It was back and forth throughout. Riordan took its largest lead at 15-9 after impressive sophomore guard James Chun drilled the first of his three first-half 3-pointers. He wound up with 19 points but had just two in the second half. Eddie Stansberry and Eric Galindo chipped in 10 points apiece. Galindo’s NBA-range 3-pointer with 33 seconds to go gave the Crusaders hope, closing them in, 56-54.
“We were in it until the last second. Our guys, we knew we were going to fight until the end,” Buckner said. “Our guys showed great character throughout the year. We’ve been battling size issues, health issues and we finally put it together. It’s like I always say, a sign of a champion is how you finish and we finished well this year.”
Manteca led 34-30 at halftime and never trailed from there, but the Buffaloes could not shake the scrappy Crusaders until the final seconds. A baseline jumper from Young early in the third quarter gave Manteca its largest lead at 38-30, but Riordan answered with a 6-0 run and forced seven turnovers in the third quarter thanks in large part to its bothersome press defense.

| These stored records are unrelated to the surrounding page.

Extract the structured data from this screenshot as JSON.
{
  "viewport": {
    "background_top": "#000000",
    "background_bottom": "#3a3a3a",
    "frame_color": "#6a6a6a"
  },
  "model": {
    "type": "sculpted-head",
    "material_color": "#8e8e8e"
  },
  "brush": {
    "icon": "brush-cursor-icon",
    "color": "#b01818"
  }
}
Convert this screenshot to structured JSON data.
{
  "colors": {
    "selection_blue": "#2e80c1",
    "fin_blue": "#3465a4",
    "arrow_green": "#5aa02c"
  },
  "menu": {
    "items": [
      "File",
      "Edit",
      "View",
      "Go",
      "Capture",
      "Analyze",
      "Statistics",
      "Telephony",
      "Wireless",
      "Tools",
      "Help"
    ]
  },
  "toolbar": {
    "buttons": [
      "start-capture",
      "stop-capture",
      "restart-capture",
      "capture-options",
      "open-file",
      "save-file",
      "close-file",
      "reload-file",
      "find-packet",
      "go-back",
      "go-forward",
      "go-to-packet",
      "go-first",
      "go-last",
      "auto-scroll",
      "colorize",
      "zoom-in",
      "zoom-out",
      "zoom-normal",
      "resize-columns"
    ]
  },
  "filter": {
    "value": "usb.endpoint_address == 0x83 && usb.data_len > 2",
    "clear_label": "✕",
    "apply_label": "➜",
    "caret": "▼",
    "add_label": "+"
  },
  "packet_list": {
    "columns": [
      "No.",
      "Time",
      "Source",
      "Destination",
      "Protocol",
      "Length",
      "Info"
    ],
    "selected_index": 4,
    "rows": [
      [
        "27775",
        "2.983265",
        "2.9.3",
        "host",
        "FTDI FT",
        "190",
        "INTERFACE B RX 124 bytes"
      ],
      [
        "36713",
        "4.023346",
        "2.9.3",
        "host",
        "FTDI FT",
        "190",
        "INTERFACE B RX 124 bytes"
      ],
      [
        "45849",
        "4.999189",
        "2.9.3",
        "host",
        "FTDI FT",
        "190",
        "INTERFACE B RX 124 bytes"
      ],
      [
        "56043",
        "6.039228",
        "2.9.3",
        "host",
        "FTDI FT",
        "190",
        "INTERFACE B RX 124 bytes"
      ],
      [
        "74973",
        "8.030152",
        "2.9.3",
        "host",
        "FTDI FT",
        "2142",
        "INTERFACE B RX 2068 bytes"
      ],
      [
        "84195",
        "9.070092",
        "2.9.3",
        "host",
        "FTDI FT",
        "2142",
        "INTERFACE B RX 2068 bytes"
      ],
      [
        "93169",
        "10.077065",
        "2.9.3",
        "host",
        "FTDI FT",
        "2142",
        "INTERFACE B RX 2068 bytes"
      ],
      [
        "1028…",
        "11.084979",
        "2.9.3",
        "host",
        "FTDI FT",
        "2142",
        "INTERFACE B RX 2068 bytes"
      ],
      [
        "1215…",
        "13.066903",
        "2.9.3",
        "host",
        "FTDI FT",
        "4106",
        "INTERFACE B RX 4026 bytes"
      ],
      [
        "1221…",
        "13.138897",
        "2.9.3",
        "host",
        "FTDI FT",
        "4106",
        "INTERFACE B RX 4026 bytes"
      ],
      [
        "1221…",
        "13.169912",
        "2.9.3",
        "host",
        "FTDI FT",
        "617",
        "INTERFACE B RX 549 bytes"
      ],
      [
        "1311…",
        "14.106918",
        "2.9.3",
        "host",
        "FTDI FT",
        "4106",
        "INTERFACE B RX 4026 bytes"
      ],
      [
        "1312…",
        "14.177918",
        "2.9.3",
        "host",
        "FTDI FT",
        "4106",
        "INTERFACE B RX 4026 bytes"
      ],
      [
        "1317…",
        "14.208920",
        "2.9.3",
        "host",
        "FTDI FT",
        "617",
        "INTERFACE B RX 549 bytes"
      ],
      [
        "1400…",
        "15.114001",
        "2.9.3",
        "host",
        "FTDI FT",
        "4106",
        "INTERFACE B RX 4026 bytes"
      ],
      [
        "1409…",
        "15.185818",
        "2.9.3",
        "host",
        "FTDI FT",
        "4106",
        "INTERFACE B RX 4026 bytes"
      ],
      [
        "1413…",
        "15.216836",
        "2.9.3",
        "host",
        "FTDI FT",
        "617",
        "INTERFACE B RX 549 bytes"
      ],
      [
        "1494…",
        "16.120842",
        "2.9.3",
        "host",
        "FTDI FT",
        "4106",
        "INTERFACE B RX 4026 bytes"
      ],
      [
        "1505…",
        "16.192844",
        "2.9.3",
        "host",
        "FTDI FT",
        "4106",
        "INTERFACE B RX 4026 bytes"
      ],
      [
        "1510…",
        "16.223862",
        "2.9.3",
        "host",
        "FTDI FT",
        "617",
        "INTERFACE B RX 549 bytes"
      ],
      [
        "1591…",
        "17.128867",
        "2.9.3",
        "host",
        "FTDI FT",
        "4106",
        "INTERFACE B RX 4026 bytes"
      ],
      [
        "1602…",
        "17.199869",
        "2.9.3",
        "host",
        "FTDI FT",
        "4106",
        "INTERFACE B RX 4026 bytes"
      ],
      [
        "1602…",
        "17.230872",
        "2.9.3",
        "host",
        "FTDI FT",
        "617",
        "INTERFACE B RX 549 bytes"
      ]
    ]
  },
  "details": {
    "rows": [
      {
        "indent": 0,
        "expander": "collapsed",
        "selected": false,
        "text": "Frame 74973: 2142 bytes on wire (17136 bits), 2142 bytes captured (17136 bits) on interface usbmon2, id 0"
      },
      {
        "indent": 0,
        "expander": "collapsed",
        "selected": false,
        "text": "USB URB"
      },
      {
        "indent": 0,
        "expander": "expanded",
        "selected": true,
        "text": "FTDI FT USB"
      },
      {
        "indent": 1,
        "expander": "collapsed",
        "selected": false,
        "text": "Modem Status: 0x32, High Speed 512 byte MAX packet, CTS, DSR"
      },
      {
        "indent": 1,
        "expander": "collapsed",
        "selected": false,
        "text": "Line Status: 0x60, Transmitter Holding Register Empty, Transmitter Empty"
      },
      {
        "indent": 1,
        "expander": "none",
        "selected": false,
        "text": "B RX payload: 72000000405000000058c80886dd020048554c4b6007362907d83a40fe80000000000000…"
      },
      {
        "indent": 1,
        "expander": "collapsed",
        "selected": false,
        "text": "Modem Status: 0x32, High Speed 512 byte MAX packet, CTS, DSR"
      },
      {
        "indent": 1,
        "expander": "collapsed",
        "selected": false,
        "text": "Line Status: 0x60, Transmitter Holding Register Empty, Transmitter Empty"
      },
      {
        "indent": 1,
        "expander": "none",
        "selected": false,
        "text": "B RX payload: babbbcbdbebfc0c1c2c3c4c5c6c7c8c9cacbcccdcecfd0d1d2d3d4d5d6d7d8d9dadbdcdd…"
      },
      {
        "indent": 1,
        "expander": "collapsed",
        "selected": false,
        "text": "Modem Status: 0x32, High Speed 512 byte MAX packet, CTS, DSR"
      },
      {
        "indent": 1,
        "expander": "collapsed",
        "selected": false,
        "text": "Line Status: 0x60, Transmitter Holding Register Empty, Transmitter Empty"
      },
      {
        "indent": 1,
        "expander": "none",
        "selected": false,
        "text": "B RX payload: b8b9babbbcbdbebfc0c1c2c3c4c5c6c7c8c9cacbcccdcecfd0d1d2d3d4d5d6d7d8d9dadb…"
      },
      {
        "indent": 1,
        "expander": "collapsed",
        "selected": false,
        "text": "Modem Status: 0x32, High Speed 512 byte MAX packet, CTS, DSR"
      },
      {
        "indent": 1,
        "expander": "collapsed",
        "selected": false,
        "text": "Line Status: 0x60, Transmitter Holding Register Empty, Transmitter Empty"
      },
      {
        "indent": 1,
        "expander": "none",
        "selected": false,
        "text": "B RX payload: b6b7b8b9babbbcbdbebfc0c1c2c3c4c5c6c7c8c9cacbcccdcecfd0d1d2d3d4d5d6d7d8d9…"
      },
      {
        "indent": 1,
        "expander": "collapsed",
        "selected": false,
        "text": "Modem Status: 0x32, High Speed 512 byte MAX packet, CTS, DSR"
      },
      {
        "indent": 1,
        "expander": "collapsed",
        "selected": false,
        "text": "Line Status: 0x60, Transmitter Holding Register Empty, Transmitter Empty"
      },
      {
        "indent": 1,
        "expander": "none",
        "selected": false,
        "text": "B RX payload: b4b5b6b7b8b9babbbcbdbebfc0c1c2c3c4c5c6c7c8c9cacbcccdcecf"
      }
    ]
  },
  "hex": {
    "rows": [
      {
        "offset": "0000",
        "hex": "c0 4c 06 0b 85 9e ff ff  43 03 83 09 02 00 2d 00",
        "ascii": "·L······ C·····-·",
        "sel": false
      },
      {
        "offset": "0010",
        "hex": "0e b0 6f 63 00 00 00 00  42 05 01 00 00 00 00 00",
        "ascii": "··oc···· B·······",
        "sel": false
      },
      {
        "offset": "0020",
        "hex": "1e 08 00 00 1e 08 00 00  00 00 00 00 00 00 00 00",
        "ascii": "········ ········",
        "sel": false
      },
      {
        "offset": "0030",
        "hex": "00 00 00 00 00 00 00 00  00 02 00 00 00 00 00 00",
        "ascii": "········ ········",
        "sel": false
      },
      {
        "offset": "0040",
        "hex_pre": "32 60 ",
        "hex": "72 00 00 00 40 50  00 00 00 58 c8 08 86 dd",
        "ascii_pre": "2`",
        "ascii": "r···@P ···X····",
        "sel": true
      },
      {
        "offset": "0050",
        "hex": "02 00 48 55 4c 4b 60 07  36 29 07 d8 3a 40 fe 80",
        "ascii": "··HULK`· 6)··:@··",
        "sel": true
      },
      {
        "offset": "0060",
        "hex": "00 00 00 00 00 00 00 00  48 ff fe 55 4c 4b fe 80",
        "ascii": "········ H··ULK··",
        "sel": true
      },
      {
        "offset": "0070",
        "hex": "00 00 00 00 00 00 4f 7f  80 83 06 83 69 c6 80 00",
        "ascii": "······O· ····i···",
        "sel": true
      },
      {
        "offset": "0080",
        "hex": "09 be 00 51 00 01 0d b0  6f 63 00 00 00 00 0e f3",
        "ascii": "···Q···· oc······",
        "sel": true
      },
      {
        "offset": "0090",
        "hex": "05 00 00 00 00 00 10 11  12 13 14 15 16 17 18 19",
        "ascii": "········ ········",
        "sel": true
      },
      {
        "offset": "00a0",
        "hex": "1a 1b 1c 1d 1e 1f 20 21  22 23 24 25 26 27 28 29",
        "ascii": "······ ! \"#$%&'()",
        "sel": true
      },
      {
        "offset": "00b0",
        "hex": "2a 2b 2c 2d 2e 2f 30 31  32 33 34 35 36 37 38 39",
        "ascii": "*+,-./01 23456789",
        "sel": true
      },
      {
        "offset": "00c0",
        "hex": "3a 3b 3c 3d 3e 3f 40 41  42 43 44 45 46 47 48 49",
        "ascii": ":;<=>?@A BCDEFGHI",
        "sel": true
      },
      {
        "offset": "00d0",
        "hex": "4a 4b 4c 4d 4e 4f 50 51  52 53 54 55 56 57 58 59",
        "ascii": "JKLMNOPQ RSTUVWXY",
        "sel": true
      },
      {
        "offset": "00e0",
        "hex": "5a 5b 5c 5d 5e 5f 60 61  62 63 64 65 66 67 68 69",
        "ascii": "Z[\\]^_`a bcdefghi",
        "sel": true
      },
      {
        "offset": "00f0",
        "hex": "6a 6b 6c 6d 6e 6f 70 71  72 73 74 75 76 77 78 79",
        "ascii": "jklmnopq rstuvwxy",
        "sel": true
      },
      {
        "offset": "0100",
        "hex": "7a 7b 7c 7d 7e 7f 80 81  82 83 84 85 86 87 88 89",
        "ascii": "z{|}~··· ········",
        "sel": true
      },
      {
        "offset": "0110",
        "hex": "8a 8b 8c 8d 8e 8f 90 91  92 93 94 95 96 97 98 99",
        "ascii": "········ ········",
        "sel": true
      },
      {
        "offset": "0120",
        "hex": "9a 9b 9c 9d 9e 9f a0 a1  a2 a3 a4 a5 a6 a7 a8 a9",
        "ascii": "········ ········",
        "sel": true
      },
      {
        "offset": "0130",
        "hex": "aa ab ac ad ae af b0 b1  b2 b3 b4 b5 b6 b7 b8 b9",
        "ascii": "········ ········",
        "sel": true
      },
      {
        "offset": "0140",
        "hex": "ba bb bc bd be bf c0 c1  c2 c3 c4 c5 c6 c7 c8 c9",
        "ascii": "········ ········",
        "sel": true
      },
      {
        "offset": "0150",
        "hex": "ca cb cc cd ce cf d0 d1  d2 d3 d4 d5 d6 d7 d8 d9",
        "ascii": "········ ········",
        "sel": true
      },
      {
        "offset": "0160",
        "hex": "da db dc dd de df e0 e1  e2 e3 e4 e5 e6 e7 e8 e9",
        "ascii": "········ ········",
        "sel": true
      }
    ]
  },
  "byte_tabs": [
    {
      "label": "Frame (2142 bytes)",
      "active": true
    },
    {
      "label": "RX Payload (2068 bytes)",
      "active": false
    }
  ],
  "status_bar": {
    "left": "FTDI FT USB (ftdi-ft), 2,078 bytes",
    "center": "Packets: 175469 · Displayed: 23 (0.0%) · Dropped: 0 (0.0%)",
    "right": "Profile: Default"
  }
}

“You don’t want to speed up with the press, that’s what they want you do, you have to slow it down, look at what you have and then break it,” Verhoeven said. “We did good with the press in the end. We had to get it to our ball handler’s hands. We had to get it to Dwight.”
Young welcomes the pressure.
“I like the ball in my hands late in games,” Young said. “I have confidence in myself and I know my teammates have confidence in me.”